*Work task:*
Filter the records, keeping every line that has the string "title".

*Material for the task:*
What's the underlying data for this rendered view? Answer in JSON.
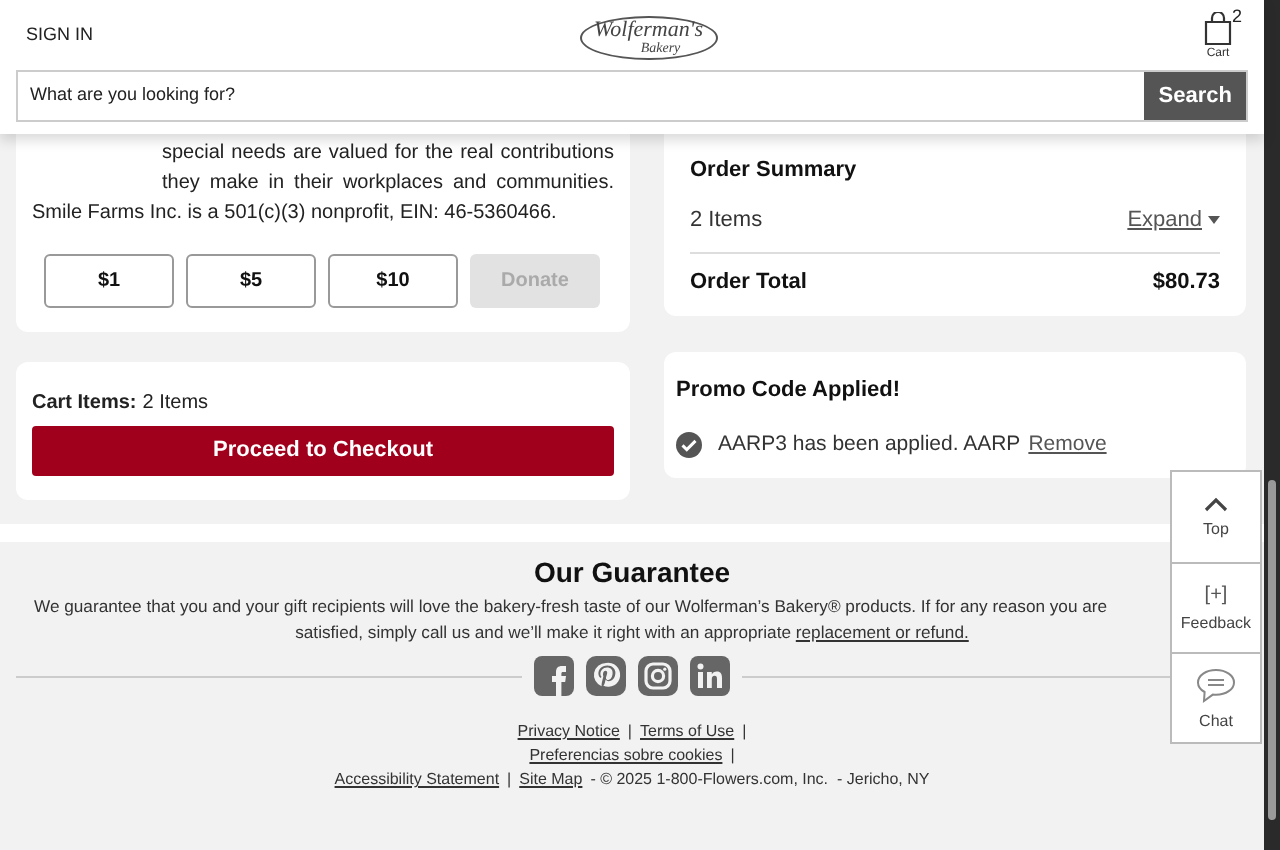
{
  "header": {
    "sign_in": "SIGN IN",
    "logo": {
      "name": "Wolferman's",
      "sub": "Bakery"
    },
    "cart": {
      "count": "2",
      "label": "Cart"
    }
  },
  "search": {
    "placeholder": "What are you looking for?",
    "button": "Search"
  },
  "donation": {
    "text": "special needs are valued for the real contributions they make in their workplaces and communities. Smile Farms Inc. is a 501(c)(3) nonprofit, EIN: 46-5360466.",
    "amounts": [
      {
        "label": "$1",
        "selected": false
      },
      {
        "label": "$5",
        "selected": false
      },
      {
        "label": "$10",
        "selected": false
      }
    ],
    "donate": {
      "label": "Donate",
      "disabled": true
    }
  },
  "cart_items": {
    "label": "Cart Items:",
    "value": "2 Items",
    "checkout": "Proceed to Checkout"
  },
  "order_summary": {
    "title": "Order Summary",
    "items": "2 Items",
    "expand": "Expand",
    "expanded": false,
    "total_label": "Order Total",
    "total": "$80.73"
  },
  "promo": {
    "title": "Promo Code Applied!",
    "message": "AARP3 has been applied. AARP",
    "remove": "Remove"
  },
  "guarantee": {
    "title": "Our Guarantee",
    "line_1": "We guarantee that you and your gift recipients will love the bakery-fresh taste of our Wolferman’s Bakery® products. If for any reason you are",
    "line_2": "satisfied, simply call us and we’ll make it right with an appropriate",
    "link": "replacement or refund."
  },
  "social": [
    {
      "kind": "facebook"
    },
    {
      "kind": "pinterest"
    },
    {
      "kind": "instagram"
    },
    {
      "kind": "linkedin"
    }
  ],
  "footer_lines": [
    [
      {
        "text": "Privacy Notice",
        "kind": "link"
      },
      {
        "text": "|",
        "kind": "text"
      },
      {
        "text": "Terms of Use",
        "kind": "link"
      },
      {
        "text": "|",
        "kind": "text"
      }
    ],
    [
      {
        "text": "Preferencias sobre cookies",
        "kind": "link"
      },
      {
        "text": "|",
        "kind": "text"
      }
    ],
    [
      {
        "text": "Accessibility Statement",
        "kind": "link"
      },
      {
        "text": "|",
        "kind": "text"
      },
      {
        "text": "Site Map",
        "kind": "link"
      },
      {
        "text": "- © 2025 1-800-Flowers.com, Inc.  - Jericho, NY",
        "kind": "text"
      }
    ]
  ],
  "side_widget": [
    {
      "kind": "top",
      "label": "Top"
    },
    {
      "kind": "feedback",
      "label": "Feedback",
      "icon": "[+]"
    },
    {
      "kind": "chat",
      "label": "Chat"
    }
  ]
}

*Answer box:*
    "title": "Order Summary",
    "title": "Promo Code Applied!",
    "title": "Our Guarantee",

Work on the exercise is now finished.